The San Francisco Municipal Transportation Agency is facing a budget deficit of some $53 million over the next two fiscal years. Unfortunately for us, there are no obvious places for the agency to cut costs or generate new revenue – yes, they’ve tried everything, and the only option left is to cut transit service that is already at a historically thin level after a 10 percent cut just two years ago…
Wait, what? The SFMTA has known this deficit was coming for years, and instead of exploring options to cut costs or generate new revenue, the stewards of our Municipal Railway have actually been toying with the idea of defunding the system even further by allowing kids to ride for free. Some of the options they’ve been ignoring include (list non-inclusive):
- Expanding parking meter enforcement to evenings, dubious holidays, and Sundays;
- Making motorists mitigate more of their negative impact on the city by putting meters in more neighborhoods, congestion tolls, and steeper fines;
- Make service more efficient for riders and more cost-effective for the agency by reducing stops and idling time;
- Renegotiate unfair work orders; and,
- Make agency employees pay for their own transit passes.
Now, under this board’s watch, we are potentially facing what new SFMTA chief Ed Reskin calls an “honest option” – making even deeper cuts to Muni service. Board chariman Tom Nolan went on to call this “right-sizing” of Muni service a “laudable and important goal.”
The company line, of course, is that all options are back on the table, but expect angry rhetoric from free-parking freeloaders at upcoming budget town hall meetings in opposition to anything that would constitute a minor inconvenience to motorists. The SFMTA will likely respond by indefinitely tabling these proposals and will instead address the deficit the easier way – by attacking Muni service. They know that any backlash from that action will be less than the backlash regarding, say, meter expansion, in part because of the challenges to organizing Muni’s diverse ridership. After all, riding transit isn’t a lifestyle for most folks in the way that driving is (readers of this blog excluded) – it is simply a way to get to work. Most of our fellow riders aren’t passionate about transit issues, they simply want their bus or streetcar to come on time and not be too crowded.

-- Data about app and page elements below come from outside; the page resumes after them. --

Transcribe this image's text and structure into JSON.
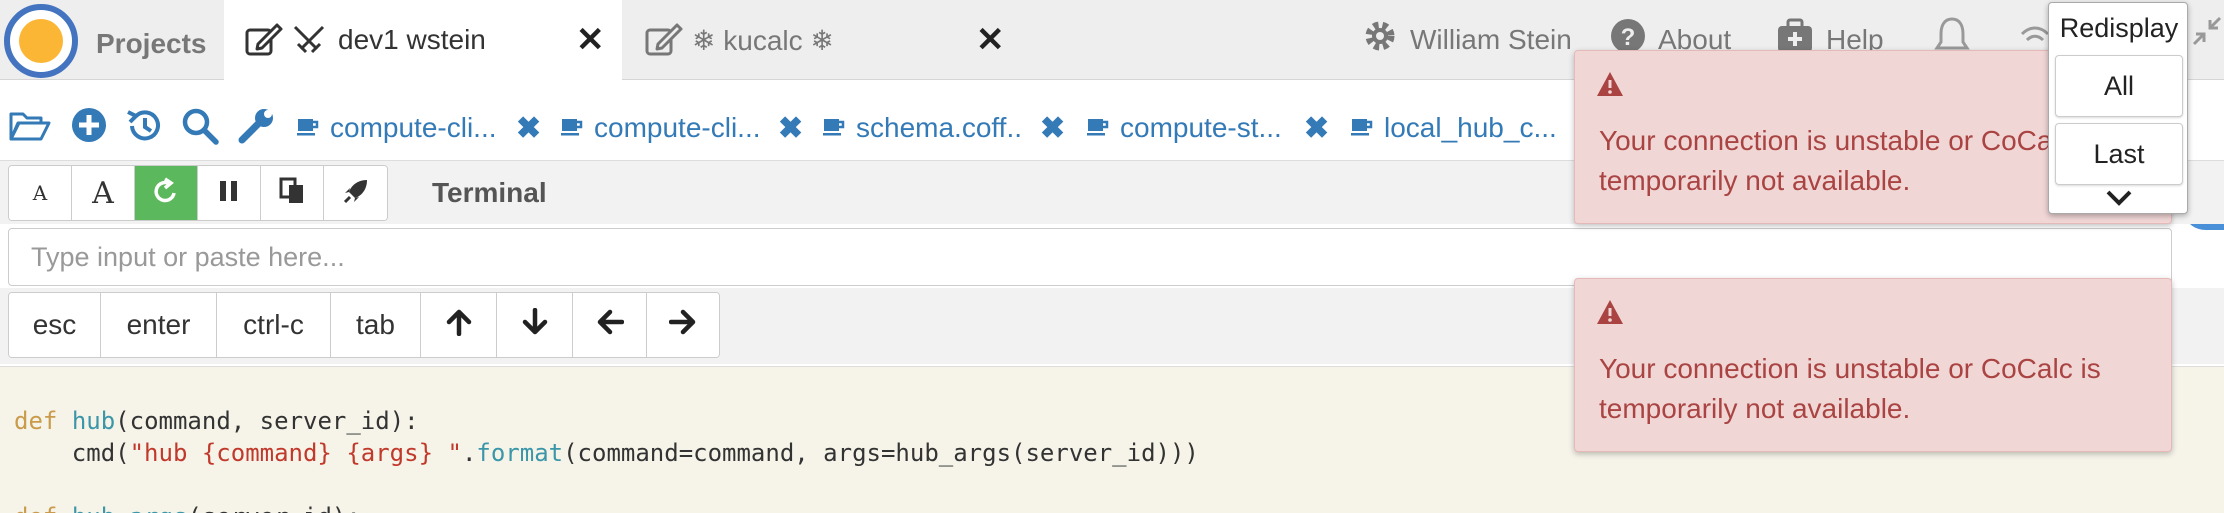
{
  "navbar": {
    "projects_label": "Projects",
    "project_tabs": [
      {
        "label": "dev1 wstein",
        "icon": "swords-icon",
        "active": true
      },
      {
        "label": "❄ kucalc ❄",
        "active": false
      }
    ],
    "user_label": "William Stein",
    "about_label": "About",
    "help_label": "Help"
  },
  "file_tabs": [
    {
      "label": "compute-cli..."
    },
    {
      "label": "compute-cli..."
    },
    {
      "label": "schema.coff.."
    },
    {
      "label": "compute-st..."
    },
    {
      "label": "local_hub_c..."
    }
  ],
  "toolbar": {
    "font_small_label": "A",
    "font_large_label": "A",
    "terminal_title": "Terminal"
  },
  "input": {
    "placeholder": "Type input or paste here...",
    "value": ""
  },
  "keys": {
    "esc": "esc",
    "enter": "enter",
    "ctrl_c": "ctrl-c",
    "tab": "tab"
  },
  "terminal": {
    "line1": {
      "kw": "def",
      "fn": "hub",
      "rest": "(command, server_id):"
    },
    "line2": {
      "pre": "    cmd(",
      "str": "\"hub {command} {args} \"",
      "dot": ".",
      "fn": "format",
      "rest": "(command=command, args=hub_args(server_id)))"
    },
    "line4": {
      "kw": "def",
      "fn": "hub_args",
      "rest": "(server_id):"
    }
  },
  "notifications": [
    {
      "message": "Your connection is unstable or CoCalc is temporarily not available."
    },
    {
      "message": "Your connection is unstable or CoCalc is temporarily not available."
    }
  ],
  "redisplay": {
    "title": "Redisplay",
    "all_label": "All",
    "last_label": "Last"
  },
  "colors": {
    "link_blue": "#337ab7",
    "success_green": "#5cb85c",
    "danger_text": "#a94442",
    "danger_bg": "#f1d6d6"
  }
}
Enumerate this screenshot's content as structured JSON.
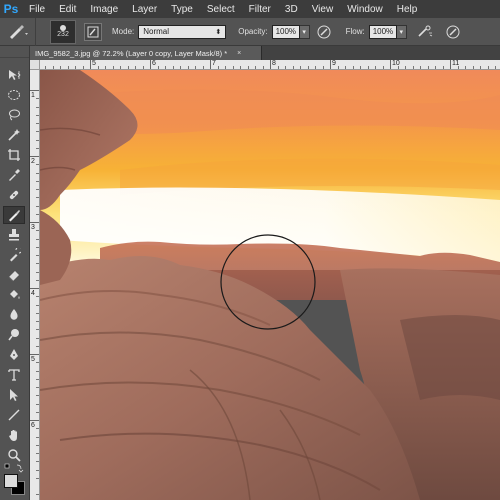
{
  "app": {
    "logo": "Ps"
  },
  "menu": [
    "File",
    "Edit",
    "Image",
    "Layer",
    "Type",
    "Select",
    "Filter",
    "3D",
    "View",
    "Window",
    "Help"
  ],
  "options": {
    "brush_size": "232",
    "mode_label": "Mode:",
    "mode_value": "Normal",
    "opacity_label": "Opacity:",
    "opacity_value": "100%",
    "flow_label": "Flow:",
    "flow_value": "100%"
  },
  "document": {
    "tab_title": "IMG_9582_3.jpg @ 72.2% (Layer 0 copy, Layer Mask/8) *",
    "close_glyph": "×"
  },
  "ruler": {
    "top_labels": [
      "5",
      "6",
      "7",
      "8",
      "9",
      "10",
      "11"
    ],
    "left_labels": [
      "1",
      "2",
      "3",
      "4",
      "5",
      "6"
    ]
  },
  "tools": {
    "active": "brush-tool",
    "icons": [
      "move-icon",
      "marquee-icon",
      "lasso-icon",
      "quick-select-icon",
      "crop-icon",
      "eyedropper-icon",
      "healing-icon",
      "brush-icon",
      "clone-stamp-icon",
      "history-brush-icon",
      "eraser-icon",
      "paint-bucket-icon",
      "blur-icon",
      "dodge-icon",
      "pen-icon",
      "type-icon",
      "path-select-icon",
      "line-icon",
      "hand-icon",
      "zoom-icon"
    ]
  },
  "colors": {
    "foreground": "#dcdcdc",
    "background": "#000000",
    "accent": "#31a8ff"
  }
}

We need to communicate to our fellow riders, to the SFMTA board and to Reskin that cutting service is not an “honest option” for this transit-first socially conscious city – passing the pain off to those who depend on Muni will not be tolerated any more. We must stand up for the silent majority of city residents who rely on Muni everyday. We need to speak up at the town hall meetings, rant at board hearings, and even occupy One South Van Ness if necessary to get our point across that Muni service will not be the MTA’s ATM any longer.
This year brings the 100th anniversary of the Municipal Railway’s founding – San Franciscans of that era had the foresight to found a system that would belong to the public and be used for the good of the public. Now, our generation is tasked with defending “The People’s Railway” for posterity. Our task is not dissimilar to that of the “freeway revolters” who protected our neighborhoods and parks from a state highway-building assault – if this city is to continue being a city of the 99 percent, then we must prioritize mobility for all above the needs of transient motorists just passing through.